Search the entries for the word "text" and copy each line that has it.
******************************
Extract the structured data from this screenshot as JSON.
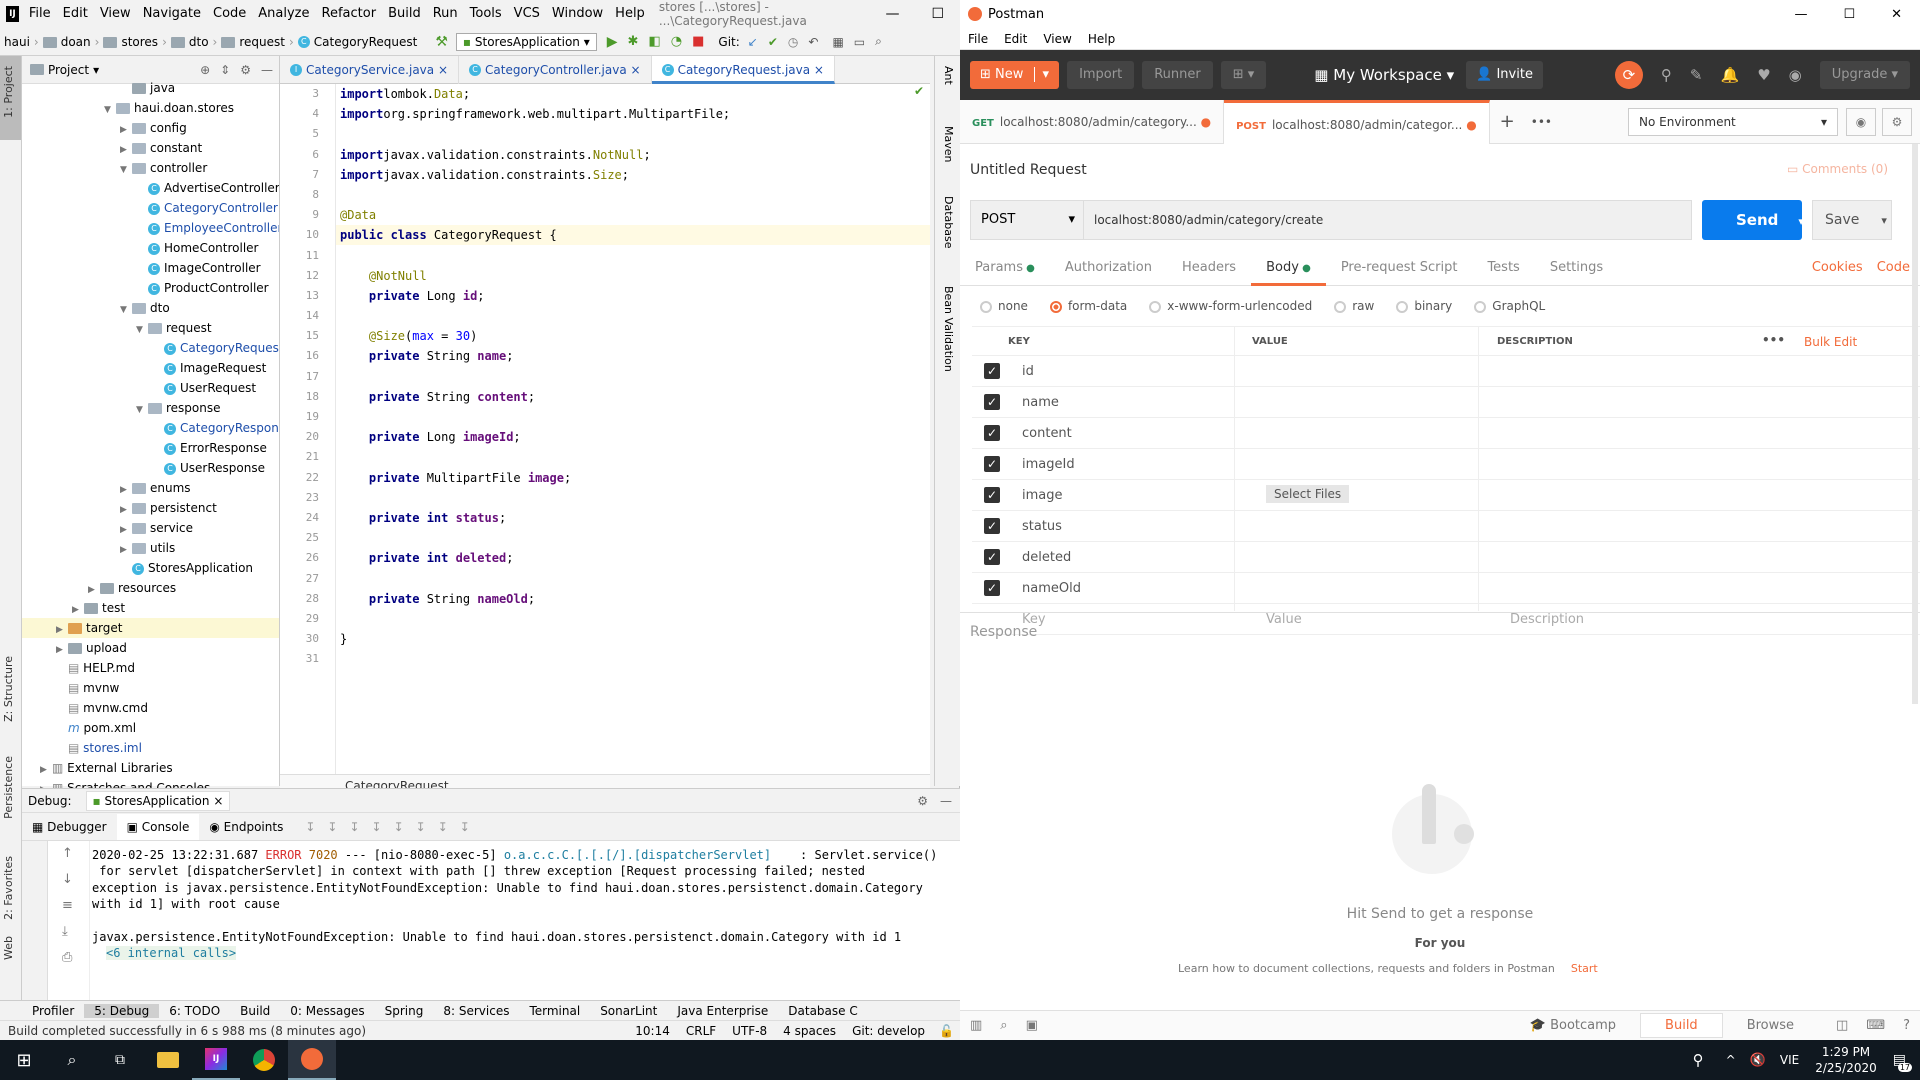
{
  "ij": {
    "menu": [
      "File",
      "Edit",
      "View",
      "Navigate",
      "Code",
      "Analyze",
      "Refactor",
      "Build",
      "Run",
      "Tools",
      "VCS",
      "Window",
      "Help"
    ],
    "title": "stores [...\\stores] - ...\\CategoryRequest.java",
    "nav": {
      "c1": "haui",
      "c2": "doan",
      "c3": "stores",
      "c4": "dto",
      "c5": "request",
      "c6": "CategoryRequest",
      "run_config": "StoresApplication",
      "git": "Git:"
    },
    "leftbar": {
      "project": "1: Project",
      "structure": "Z: Structure",
      "persistence": "Persistence",
      "favorites": "2: Favorites",
      "web": "Web"
    },
    "project": {
      "header": "Project",
      "tree": [
        {
          "t": "java",
          "d": 4,
          "k": "f"
        },
        {
          "t": "haui.doan.stores",
          "d": 3,
          "k": "pkg",
          "o": "v"
        },
        {
          "t": "config",
          "d": 4,
          "k": "pkg",
          "o": ">"
        },
        {
          "t": "constant",
          "d": 4,
          "k": "pkg",
          "o": ">"
        },
        {
          "t": "controller",
          "d": 4,
          "k": "pkg",
          "o": "v"
        },
        {
          "t": "AdvertiseController",
          "d": 5,
          "k": "c"
        },
        {
          "t": "CategoryController",
          "d": 5,
          "k": "c",
          "hl": 1
        },
        {
          "t": "EmployeeController",
          "d": 5,
          "k": "c",
          "hl": 2
        },
        {
          "t": "HomeController",
          "d": 5,
          "k": "c"
        },
        {
          "t": "ImageController",
          "d": 5,
          "k": "c"
        },
        {
          "t": "ProductController",
          "d": 5,
          "k": "c"
        },
        {
          "t": "dto",
          "d": 4,
          "k": "pkg",
          "o": "v"
        },
        {
          "t": "request",
          "d": 5,
          "k": "pkg",
          "o": "v"
        },
        {
          "t": "CategoryRequest",
          "d": 6,
          "k": "c",
          "hl": 1
        },
        {
          "t": "ImageRequest",
          "d": 6,
          "k": "c"
        },
        {
          "t": "UserRequest",
          "d": 6,
          "k": "c"
        },
        {
          "t": "response",
          "d": 5,
          "k": "pkg",
          "o": "v"
        },
        {
          "t": "CategoryResponse",
          "d": 6,
          "k": "c",
          "hl": 1
        },
        {
          "t": "ErrorResponse",
          "d": 6,
          "k": "c"
        },
        {
          "t": "UserResponse",
          "d": 6,
          "k": "c"
        },
        {
          "t": "enums",
          "d": 4,
          "k": "pkg",
          "o": ">"
        },
        {
          "t": "persistenct",
          "d": 4,
          "k": "pkg",
          "o": ">"
        },
        {
          "t": "service",
          "d": 4,
          "k": "pkg",
          "o": ">"
        },
        {
          "t": "utils",
          "d": 4,
          "k": "pkg",
          "o": ">"
        },
        {
          "t": "StoresApplication",
          "d": 4,
          "k": "app"
        },
        {
          "t": "resources",
          "d": 2,
          "k": "f",
          "o": ">"
        },
        {
          "t": "test",
          "d": 1,
          "k": "f",
          "o": ">"
        },
        {
          "t": "target",
          "d": 0,
          "k": "fo",
          "o": ">"
        },
        {
          "t": "upload",
          "d": 0,
          "k": "f",
          "o": ">"
        },
        {
          "t": "HELP.md",
          "d": 0,
          "k": "file"
        },
        {
          "t": "mvnw",
          "d": 0,
          "k": "file"
        },
        {
          "t": "mvnw.cmd",
          "d": 0,
          "k": "file"
        },
        {
          "t": "pom.xml",
          "d": 0,
          "k": "m"
        },
        {
          "t": "stores.iml",
          "d": 0,
          "k": "file",
          "hl": 2
        },
        {
          "t": "External Libraries",
          "d": -1,
          "k": "lib",
          "o": ">"
        },
        {
          "t": "Scratches and Consoles",
          "d": -1,
          "k": "lib",
          "o": ">"
        }
      ]
    },
    "tabs": [
      "CategoryService.java",
      "CategoryController.java",
      "CategoryRequest.java"
    ],
    "line_numbers": [
      "3",
      "4",
      "5",
      "6",
      "7",
      "8",
      "9",
      "10",
      "11",
      "12",
      "13",
      "14",
      "15",
      "16",
      "17",
      "18",
      "19",
      "20",
      "21",
      "22",
      "23",
      "24",
      "25",
      "26",
      "27",
      "28",
      "29",
      "30",
      "31"
    ],
    "code": [
      [
        [
          "kw",
          "import"
        ],
        [
          "",
          "lombok."
        ],
        [
          "an",
          "Data"
        ],
        [
          "",
          ";"
        ]
      ],
      [
        [
          "kw",
          "import"
        ],
        [
          "",
          "org.springframework.web.multipart.MultipartFile;"
        ]
      ],
      [],
      [
        [
          "kw",
          "import"
        ],
        [
          "",
          "javax.validation.constraints."
        ],
        [
          "an",
          "NotNull"
        ],
        [
          "",
          ";"
        ]
      ],
      [
        [
          "kw",
          "import"
        ],
        [
          "",
          "javax.validation.constraints."
        ],
        [
          "an",
          "Size"
        ],
        [
          "",
          ";"
        ]
      ],
      [],
      [
        [
          "an",
          "@Data"
        ]
      ],
      [
        [
          "kw",
          "public class"
        ],
        [
          "",
          " CategoryRequest {"
        ]
      ],
      [],
      [
        [
          "an",
          "    @NotNull"
        ]
      ],
      [
        [
          "kw",
          "    private"
        ],
        [
          "",
          " Long "
        ],
        [
          "fld",
          "id"
        ],
        [
          "",
          ";"
        ]
      ],
      [],
      [
        [
          "an",
          "    @Size"
        ],
        [
          "",
          "("
        ],
        [
          "num",
          "max"
        ],
        [
          "",
          " = "
        ],
        [
          "num",
          "30"
        ],
        [
          "",
          ")"
        ]
      ],
      [
        [
          "kw",
          "    private"
        ],
        [
          "",
          " String "
        ],
        [
          "fld",
          "name"
        ],
        [
          "",
          ";"
        ]
      ],
      [],
      [
        [
          "kw",
          "    private"
        ],
        [
          "",
          " String "
        ],
        [
          "fld",
          "content"
        ],
        [
          "",
          ";"
        ]
      ],
      [],
      [
        [
          "kw",
          "    private"
        ],
        [
          "",
          " Long "
        ],
        [
          "fld",
          "imageId"
        ],
        [
          "",
          ";"
        ]
      ],
      [],
      [
        [
          "kw",
          "    private"
        ],
        [
          "",
          " MultipartFile "
        ],
        [
          "fld",
          "image"
        ],
        [
          "",
          ";"
        ]
      ],
      [],
      [
        [
          "kw",
          "    private int"
        ],
        [
          "",
          " "
        ],
        [
          "fld",
          "status"
        ],
        [
          "",
          ";"
        ]
      ],
      [],
      [
        [
          "kw",
          "    private int"
        ],
        [
          "",
          " "
        ],
        [
          "fld",
          "deleted"
        ],
        [
          "",
          ";"
        ]
      ],
      [],
      [
        [
          "kw",
          "    private"
        ],
        [
          "",
          " String "
        ],
        [
          "fld",
          "nameOld"
        ],
        [
          "",
          ";"
        ]
      ],
      [],
      [
        [
          "",
          "}"
        ]
      ],
      []
    ],
    "crumb": "CategoryRequest",
    "rightbar": {
      "ant": "Ant",
      "maven": "Maven",
      "database": "Database",
      "bean": "Bean Validation"
    },
    "debug": {
      "label": "Debug:",
      "config": "StoresApplication",
      "tabs": [
        "Debugger",
        "Console",
        "Endpoints"
      ],
      "lines": [
        {
          "ts": "2020-02-25 13:22:31.687 ",
          "lvl": "ERROR",
          "pid": " 7020",
          "rest": " --- [nio-8080-exec-5] ",
          "logger": "o.a.c.c.C.[.[.[/].[dispatcherServlet]",
          "msg": "    : Servlet.service()"
        },
        {
          "text": " for servlet [dispatcherServlet] in context with path [] threw exception [Request processing failed; nested"
        },
        {
          "text": "exception is javax.persistence.EntityNotFoundException: Unable to find haui.doan.stores.persistenct.domain.Category"
        },
        {
          "text": "with id 1] with root cause"
        },
        {
          "text": ""
        },
        {
          "text": "javax.persistence.EntityNotFoundException: Unable to find haui.doan.stores.persistenct.domain.Category with id 1"
        },
        {
          "text": "<6 internal calls>"
        }
      ]
    },
    "bottom_tabs": [
      "Profiler",
      "5: Debug",
      "6: TODO",
      "Build",
      "0: Messages",
      "Spring",
      "8: Services",
      "Terminal",
      "SonarLint",
      "Java Enterprise",
      "Database C"
    ],
    "status": {
      "msg": "Build completed successfully in 6 s 988 ms (8 minutes ago)",
      "pos": "10:14",
      "sep": "CRLF",
      "enc": "UTF-8",
      "indent": "4 spaces",
      "git": "Git: develop"
    }
  },
  "pm": {
    "title": "Postman",
    "menu": [
      "File",
      "Edit",
      "View",
      "Help"
    ],
    "top": {
      "new": "New",
      "import": "Import",
      "runner": "Runner",
      "workspace": "My Workspace",
      "invite": "Invite",
      "upgrade": "Upgrade"
    },
    "req_tabs": [
      {
        "method": "GET",
        "url": "localhost:8080/admin/category..."
      },
      {
        "method": "POST",
        "url": "localhost:8080/admin/categor..."
      }
    ],
    "env": "No Environment",
    "request_title": "Untitled Request",
    "comments": "Comments (0)",
    "method": "POST",
    "url": "localhost:8080/admin/category/create",
    "send": "Send",
    "save": "Save",
    "sub_tabs": [
      "Params",
      "Authorization",
      "Headers",
      "Body",
      "Pre-request Script",
      "Tests",
      "Settings"
    ],
    "cookies": "Cookies",
    "code": "Code",
    "body_types": [
      "none",
      "form-data",
      "x-www-form-urlencoded",
      "raw",
      "binary",
      "GraphQL"
    ],
    "cols": {
      "key": "KEY",
      "value": "VALUE",
      "desc": "DESCRIPTION",
      "bulk": "Bulk Edit"
    },
    "rows": [
      "id",
      "name",
      "content",
      "imageId",
      "image",
      "status",
      "deleted",
      "nameOld"
    ],
    "select_files": "Select Files",
    "ph": {
      "key": "Key",
      "value": "Value",
      "desc": "Description"
    },
    "response": "Response",
    "hit_send": "Hit Send to get a response",
    "for_you": "For you",
    "learn": "Learn how to document collections, requests and folders in Postman",
    "start": "Start",
    "foot": {
      "bootcamp": "Bootcamp",
      "build": "Build",
      "browse": "Browse"
    }
  },
  "taskbar": {
    "lang": "VIE",
    "time": "1:29 PM",
    "date": "2/25/2020",
    "notif": "17"
  },
  "colors": {
    "postman_orange": "#f26b3a",
    "send_blue": "#097bed",
    "intellij_link": "#1e4eaa"
  }
}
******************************
**RESPONSE AREA:**
          "text": " for servlet [dispatcherServlet] in context with path [] threw exception [Request processing failed; nested"
          "text": "exception is javax.persistence.EntityNotFoundException: Unable to find haui.doan.stores.persistenct.domain.Category"
          "text": "with id 1] with root cause"
          "text": ""
          "text": "javax.persistence.EntityNotFoundException: Unable to find haui.doan.stores.persistenct.domain.Category with id 1"
          "text": "<6 internal calls>"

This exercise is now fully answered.